How to Measure Market Power in a Monopolistically Competitive Industry
Measuring market power in a monopolistically competitive industry can be difficult. One approach is to use the Lerner Index, which measures the difference between a firm’s price and its marginal cost as a percentage of the price. The higher the Lerner Index, the greater the market power of the firm.
Other methods for measuring market power in monopolistically competitive industries include consumer surveys, market share analysis, and regression analysis. By using these techniques, analysts can estimate the degree of market power enjoyed by each firm in a monopolistically competitive market.
However, it is important to note that measuring market power in a monopolistically competitive industry is not always straightforward. This is because firms in such industries often engage in product differentiation, which can make it difficult to compare prices and costs across firms.
Moreover, market power in a monopolistically competitive industry can be influenced by a variety of factors, such as advertising, brand recognition, and economies of scale.
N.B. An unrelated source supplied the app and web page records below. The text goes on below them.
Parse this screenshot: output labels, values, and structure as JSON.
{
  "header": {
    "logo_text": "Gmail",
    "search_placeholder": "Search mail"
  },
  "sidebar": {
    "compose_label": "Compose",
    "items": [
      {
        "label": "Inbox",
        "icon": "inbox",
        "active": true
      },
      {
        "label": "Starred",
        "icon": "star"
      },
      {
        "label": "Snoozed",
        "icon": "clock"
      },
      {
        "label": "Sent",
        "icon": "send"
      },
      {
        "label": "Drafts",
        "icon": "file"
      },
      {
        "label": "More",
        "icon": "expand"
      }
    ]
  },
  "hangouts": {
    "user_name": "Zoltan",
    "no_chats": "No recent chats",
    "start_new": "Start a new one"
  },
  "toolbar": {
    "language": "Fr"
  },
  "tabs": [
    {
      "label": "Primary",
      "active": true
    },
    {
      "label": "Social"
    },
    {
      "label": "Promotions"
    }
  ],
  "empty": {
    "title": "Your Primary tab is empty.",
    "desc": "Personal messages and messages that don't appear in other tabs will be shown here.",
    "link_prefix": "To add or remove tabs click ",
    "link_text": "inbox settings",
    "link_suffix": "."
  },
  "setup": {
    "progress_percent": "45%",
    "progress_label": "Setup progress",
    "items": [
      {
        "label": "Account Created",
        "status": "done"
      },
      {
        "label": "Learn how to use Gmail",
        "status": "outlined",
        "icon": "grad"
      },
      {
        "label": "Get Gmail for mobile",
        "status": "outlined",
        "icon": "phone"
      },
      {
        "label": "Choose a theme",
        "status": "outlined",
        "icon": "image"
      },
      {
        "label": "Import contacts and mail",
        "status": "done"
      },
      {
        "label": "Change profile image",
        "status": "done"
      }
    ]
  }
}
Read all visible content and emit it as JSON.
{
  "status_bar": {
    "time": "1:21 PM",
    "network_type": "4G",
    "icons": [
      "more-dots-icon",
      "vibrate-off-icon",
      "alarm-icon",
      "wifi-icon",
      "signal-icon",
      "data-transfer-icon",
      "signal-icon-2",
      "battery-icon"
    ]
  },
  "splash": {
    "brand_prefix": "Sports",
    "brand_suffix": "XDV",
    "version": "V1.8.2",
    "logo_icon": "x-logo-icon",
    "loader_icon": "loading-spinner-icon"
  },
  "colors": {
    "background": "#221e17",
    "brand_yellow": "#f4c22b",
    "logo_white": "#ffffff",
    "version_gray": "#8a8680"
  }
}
Therefore, it is important for analysts to take a holistic approach when measuring market power in such industries.
The Future of Monopolistic Competition in a Globalized Economy
The future of monopolistic competition in a globalized economy is uncertain. On the one hand, the trend toward globalization is making it easier for firms to enter new markets and compete on a global scale. This could lead to increased competition and lower prices for consumers.
On the other hand, the trend toward consolidation in many industries could lead to increased market power for the largest firms. This could lead to higher prices and reduced competition in some markets.
Another factor that could impact the future of monopolistic competition is the rise of e-commerce. Online marketplaces like Amazon and Alibaba have disrupted traditional retail markets and created new opportunities for small businesses to reach global audiences. However, these platforms also have the potential to create new forms of monopolies, as they control access to large customer bases and can use their data to gain a competitive advantage.
Additionally, the increasing importance of intellectual property rights in the global economy could also impact monopolistic competition. Patents, trademarks, and copyrights can give firms a monopoly over their products or services, which can limit competition and innovation. As technology continues to advance, the role of intellectual property in shaping competition is likely to become even more significant.
Comparing and Contrasting Monopoly, Oligopoly, and Monopolistic Competition
Monopoly, oligopoly, and monopolistic competition are three different types of market structures. Monopoly is characterized by a single firm that dominates the market and has all the power to set prices. Oligopoly is characterized by a few large firms that dominate the market and collude to set prices.
Monopolistic competition is characterized by many small firms that sell differentiated products. Each firm has some market power, but it is limited by the fact that there are close substitutes available from other firms. Monopolistic competition falls somewhere in between perfect competition and monopoly, whereas oligopoly is closer to monopoly.
Overall, monopolistic competition offers benefits and drawbacks for businesses and consumers alike. By understanding its characteristics and strategies for success, firms can survive and thrive in this type of market structure.
One of the benefits of monopolistic competition is that it encourages innovation and product differentiation. In order to stand out from their competitors, firms must constantly improve their products and offer unique features that appeal to consumers. This can lead to a wider variety of products and services available in the market, which can benefit consumers by providing more choices and better quality products.